*** Block opens ***
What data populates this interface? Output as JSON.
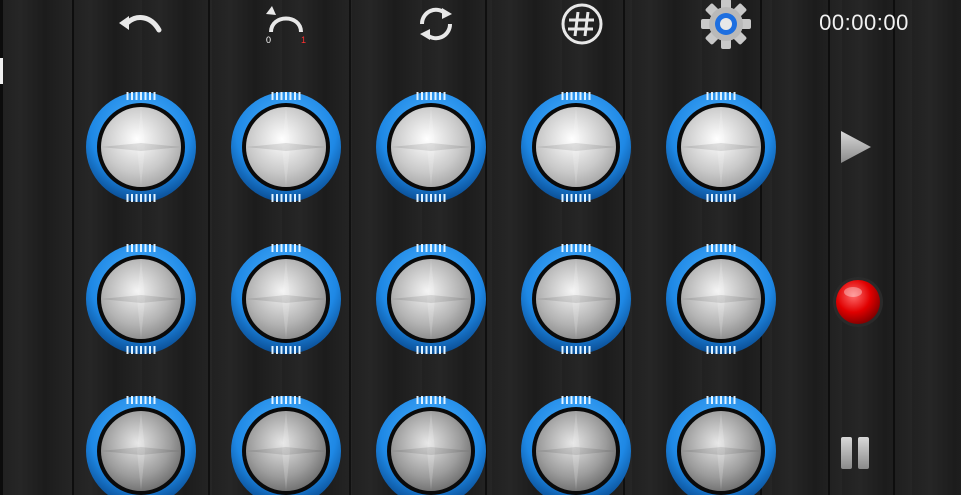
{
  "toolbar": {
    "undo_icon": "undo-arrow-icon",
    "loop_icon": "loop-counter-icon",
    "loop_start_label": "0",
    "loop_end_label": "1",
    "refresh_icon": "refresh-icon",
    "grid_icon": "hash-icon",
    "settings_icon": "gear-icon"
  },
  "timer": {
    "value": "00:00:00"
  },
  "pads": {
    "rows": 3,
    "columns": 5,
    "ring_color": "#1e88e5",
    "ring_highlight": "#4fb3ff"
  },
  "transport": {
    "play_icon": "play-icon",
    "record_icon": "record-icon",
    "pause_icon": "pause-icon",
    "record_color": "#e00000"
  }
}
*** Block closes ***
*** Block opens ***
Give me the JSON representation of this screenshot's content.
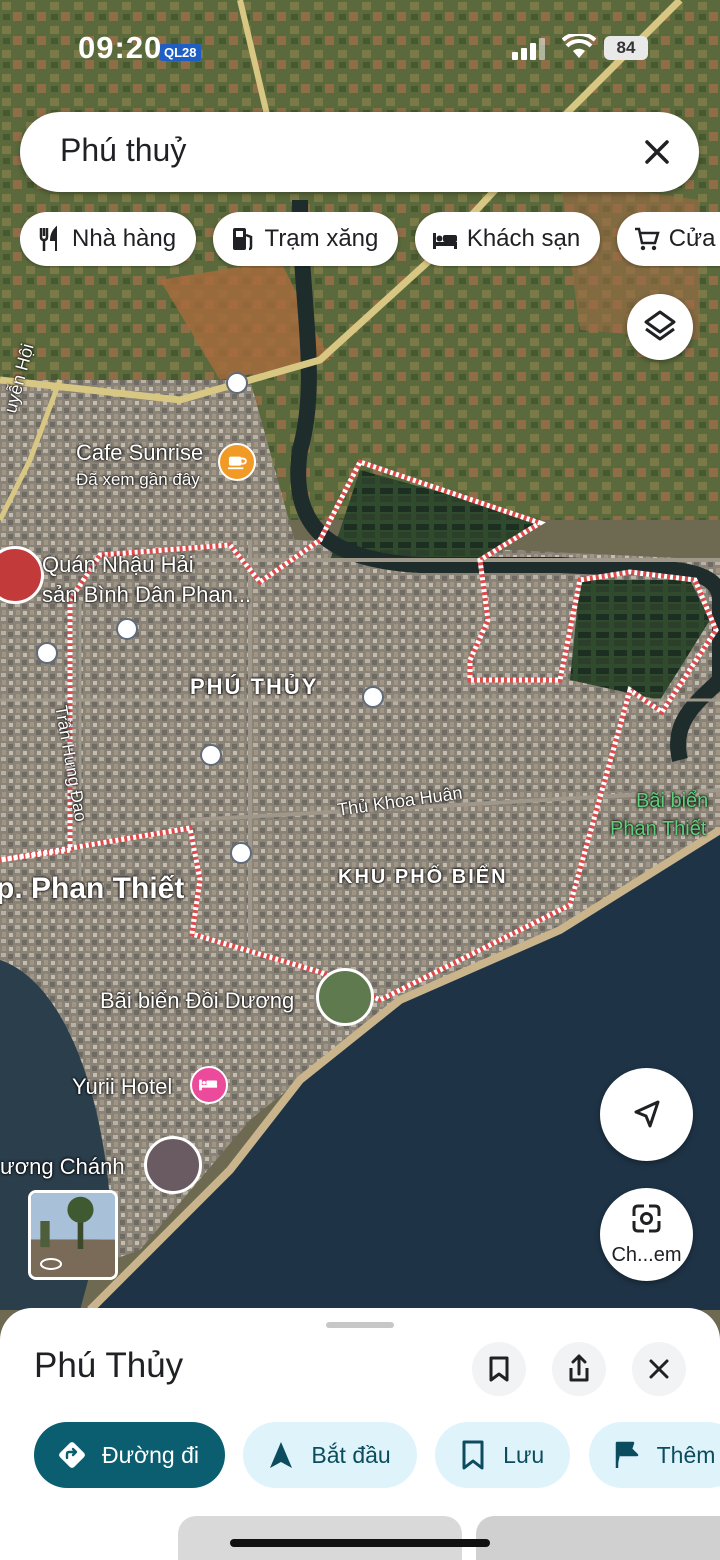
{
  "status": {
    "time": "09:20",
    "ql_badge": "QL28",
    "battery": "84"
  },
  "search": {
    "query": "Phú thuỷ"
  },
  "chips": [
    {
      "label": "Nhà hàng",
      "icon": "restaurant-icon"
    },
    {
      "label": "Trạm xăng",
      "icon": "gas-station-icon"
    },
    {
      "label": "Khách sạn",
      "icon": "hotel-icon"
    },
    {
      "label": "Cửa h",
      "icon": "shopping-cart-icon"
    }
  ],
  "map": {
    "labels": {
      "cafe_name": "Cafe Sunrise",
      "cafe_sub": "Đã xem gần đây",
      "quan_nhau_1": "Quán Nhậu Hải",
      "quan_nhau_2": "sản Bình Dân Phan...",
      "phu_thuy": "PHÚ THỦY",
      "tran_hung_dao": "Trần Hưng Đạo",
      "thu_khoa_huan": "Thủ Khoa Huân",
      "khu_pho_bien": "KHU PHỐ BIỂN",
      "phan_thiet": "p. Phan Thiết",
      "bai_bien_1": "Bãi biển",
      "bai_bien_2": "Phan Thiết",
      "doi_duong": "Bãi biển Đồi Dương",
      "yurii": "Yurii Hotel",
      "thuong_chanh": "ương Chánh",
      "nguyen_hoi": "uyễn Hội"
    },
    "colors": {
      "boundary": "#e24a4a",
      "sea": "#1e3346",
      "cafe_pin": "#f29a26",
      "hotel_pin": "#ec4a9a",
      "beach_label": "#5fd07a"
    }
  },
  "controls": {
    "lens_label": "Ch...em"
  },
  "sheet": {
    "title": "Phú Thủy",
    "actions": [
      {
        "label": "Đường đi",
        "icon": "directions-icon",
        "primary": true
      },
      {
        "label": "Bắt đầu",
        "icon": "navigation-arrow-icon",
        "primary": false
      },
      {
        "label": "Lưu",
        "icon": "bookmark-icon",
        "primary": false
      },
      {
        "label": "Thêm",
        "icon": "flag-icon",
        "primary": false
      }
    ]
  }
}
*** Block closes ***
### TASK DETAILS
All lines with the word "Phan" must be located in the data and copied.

### TASK RESULT
      "quan_nhau_2": "sản Bình Dân Phan...",
      "phan_thiet": "p. Phan Thiết",
      "bai_bien_2": "Phan Thiết",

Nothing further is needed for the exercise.